‘Don’t be alarmed. Stay calm and where you are. Nobody is here to harm you. We are only concerned with fighting our common enemy, the totalitarian regime of the so-called People’s Republic of China.’ Dongfeng slowly began backing up to rejoin the crowd. ‘Hold it right there, brother,’ the man said, bringing his nozzle up to face Dongfeng. ‘Let’s just take it easy for a moment, shall we? I don’t want to distrust you, but I don’t know where you’re going and I can’t take the risk.’ Dongfeng could feel his teeth grating together.

‘He’s harmless!’

‘Who said that?’ the man asked.

Lili stepped forward. ‘I did.’

‘Come over here,’ the man said.

‘Leave her alone,’ Dongfeng retorted. ‘Use me as a hostage. I’m the head of our programming department. I’m much more valuable.’ The man seemed to stop and consider.

‘Alright, fine,’ he said. ‘Let’s take the high road,’ and walked over to where Dongfeng stood. ‘No more sudden moves unless I say, alright?’ Dongfeng turned his head and spat in his eye, grabbing the rifle and trying to free it from the insurgent’s hands. The masked man punched him in the head and pulled the trigger, rapidly firing a barrage of bullets into Dongfeng’s chest. The scientists shouted and ducked for cover, Lili letting out a sharp cry. Shu stood motionless.

A tear rolled down Dongfeng’s eye. ‘Long live the People’s Revolution!’ he managed to whisper.

‘You sad fool,’ the man said, ‘this is the people’s revolution.’ A crumpled piece of paper fell from Dongfeng’s hand. ‘What this?’ the man asked, picking it up and examining it. ‘Love?’

‘It... it was how he was supposed to die,’ Lili sobbed. ‘He was supposed to die for love...’

‘Just what the hell are you people going in here?’ the man asked.
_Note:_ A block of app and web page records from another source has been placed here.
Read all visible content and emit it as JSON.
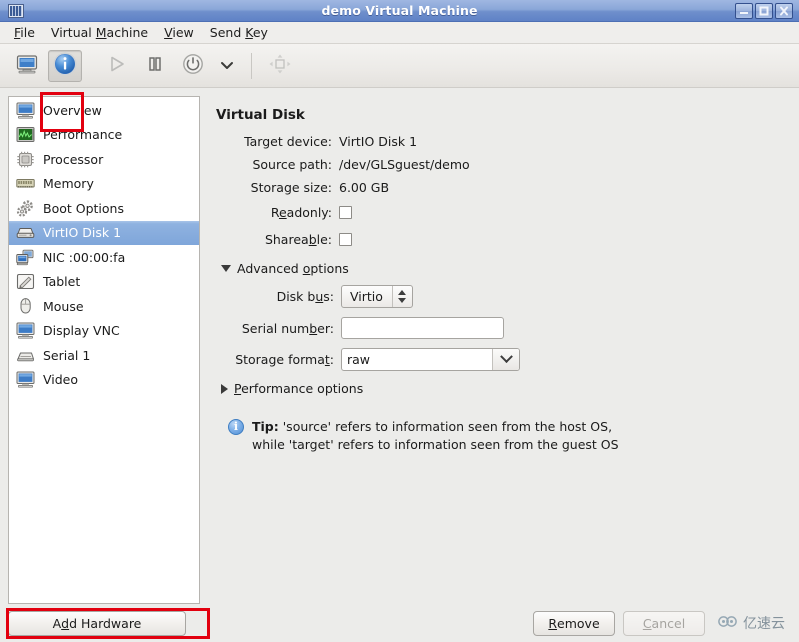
{
  "window": {
    "title": "demo Virtual Machine",
    "icon": "vm-window-icon",
    "buttons": {
      "minimize": "minimize-icon",
      "maximize": "maximize-icon",
      "close": "close-icon"
    }
  },
  "menubar": {
    "items": [
      {
        "label": "File",
        "mnemonic": "F",
        "pre": "",
        "post": "ile"
      },
      {
        "label": "Virtual Machine",
        "mnemonic": "M",
        "pre": "Virtual ",
        "post": "achine"
      },
      {
        "label": "View",
        "mnemonic": "V",
        "pre": "",
        "post": "iew"
      },
      {
        "label": "Send Key",
        "mnemonic": "K",
        "pre": "Send ",
        "post": "ey"
      }
    ]
  },
  "toolbar": {
    "items": [
      {
        "name": "show-console-button",
        "icon": "monitor-icon",
        "active": false
      },
      {
        "name": "show-details-button",
        "icon": "info-icon",
        "active": true
      },
      {
        "name": "run-button",
        "icon": "play-icon",
        "active": false
      },
      {
        "name": "pause-button",
        "icon": "pause-icon",
        "active": false
      },
      {
        "name": "shutdown-button",
        "icon": "power-icon",
        "active": false
      },
      {
        "name": "shutdown-menu-button",
        "icon": "chevron-down-icon",
        "active": false
      },
      {
        "name": "fullscreen-button",
        "icon": "fullscreen-icon",
        "active": false
      }
    ]
  },
  "sidebar": {
    "items": [
      {
        "label": "Overview",
        "icon": "monitor-icon",
        "selected": false
      },
      {
        "label": "Performance",
        "icon": "performance-graph-icon",
        "selected": false
      },
      {
        "label": "Processor",
        "icon": "cpu-chip-icon",
        "selected": false
      },
      {
        "label": "Memory",
        "icon": "memory-stick-icon",
        "selected": false
      },
      {
        "label": "Boot Options",
        "icon": "gears-icon",
        "selected": false
      },
      {
        "label": "VirtIO Disk 1",
        "icon": "harddisk-icon",
        "selected": true
      },
      {
        "label": "NIC :00:00:fa",
        "icon": "network-card-icon",
        "selected": false
      },
      {
        "label": "Tablet",
        "icon": "tablet-pen-icon",
        "selected": false
      },
      {
        "label": "Mouse",
        "icon": "mouse-icon",
        "selected": false
      },
      {
        "label": "Display VNC",
        "icon": "monitor-icon",
        "selected": false
      },
      {
        "label": "Serial 1",
        "icon": "serial-port-icon",
        "selected": false
      },
      {
        "label": "Video",
        "icon": "monitor-icon",
        "selected": false
      }
    ]
  },
  "main": {
    "title": "Virtual Disk",
    "fields": {
      "target_device_label": "Target device:",
      "target_device_value": "VirtIO Disk 1",
      "source_path_label": "Source path:",
      "source_path_value": "/dev/GLSguest/demo",
      "storage_size_label": "Storage size:",
      "storage_size_value": "6.00 GB",
      "readonly_label_pre": "R",
      "readonly_label_mn": "e",
      "readonly_label_post": "adonly:",
      "readonly_checked": false,
      "shareable_label_pre": "Sharea",
      "shareable_label_mn": "b",
      "shareable_label_post": "le:",
      "shareable_checked": false
    },
    "advanced": {
      "expander_label_pre": "Advanced ",
      "expander_label_mn": "o",
      "expander_label_post": "ptions",
      "expanded": true,
      "disk_bus_label_pre": "Disk b",
      "disk_bus_label_mn": "u",
      "disk_bus_label_post": "s:",
      "disk_bus_value": "Virtio",
      "serial_number_label_pre": "Serial num",
      "serial_number_label_mn": "b",
      "serial_number_label_post": "er:",
      "serial_number_value": "",
      "serial_number_placeholder": "",
      "storage_format_label_pre": "Storage forma",
      "storage_format_label_mn": "t",
      "storage_format_label_post": ":",
      "storage_format_value": "raw",
      "performance_label_pre": "",
      "performance_label_mn": "P",
      "performance_label_post": "erformance options",
      "performance_expanded": false
    },
    "tip": {
      "prefix": "Tip:",
      "line1": " 'source' refers to information seen from the host OS,",
      "line2": "while 'target' refers to information seen from the guest OS"
    }
  },
  "bottom": {
    "add_hardware_pre": "A",
    "add_hardware_mn": "d",
    "add_hardware_post": "d Hardware",
    "remove_pre": "",
    "remove_mn": "R",
    "remove_post": "emove",
    "cancel_pre": "",
    "cancel_mn": "C",
    "cancel_post": "ancel",
    "cancel_disabled": true,
    "watermark": "亿速云"
  },
  "highlights": {
    "color": "#e2000f"
  }
}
‘Project Fate,’ she replied, ‘A way to predict the deaths of every member of Government. It took us years to build that machine.’

‘Well,’ the man said, ‘I don’t believe in fate,’ and unloaded unto the machine.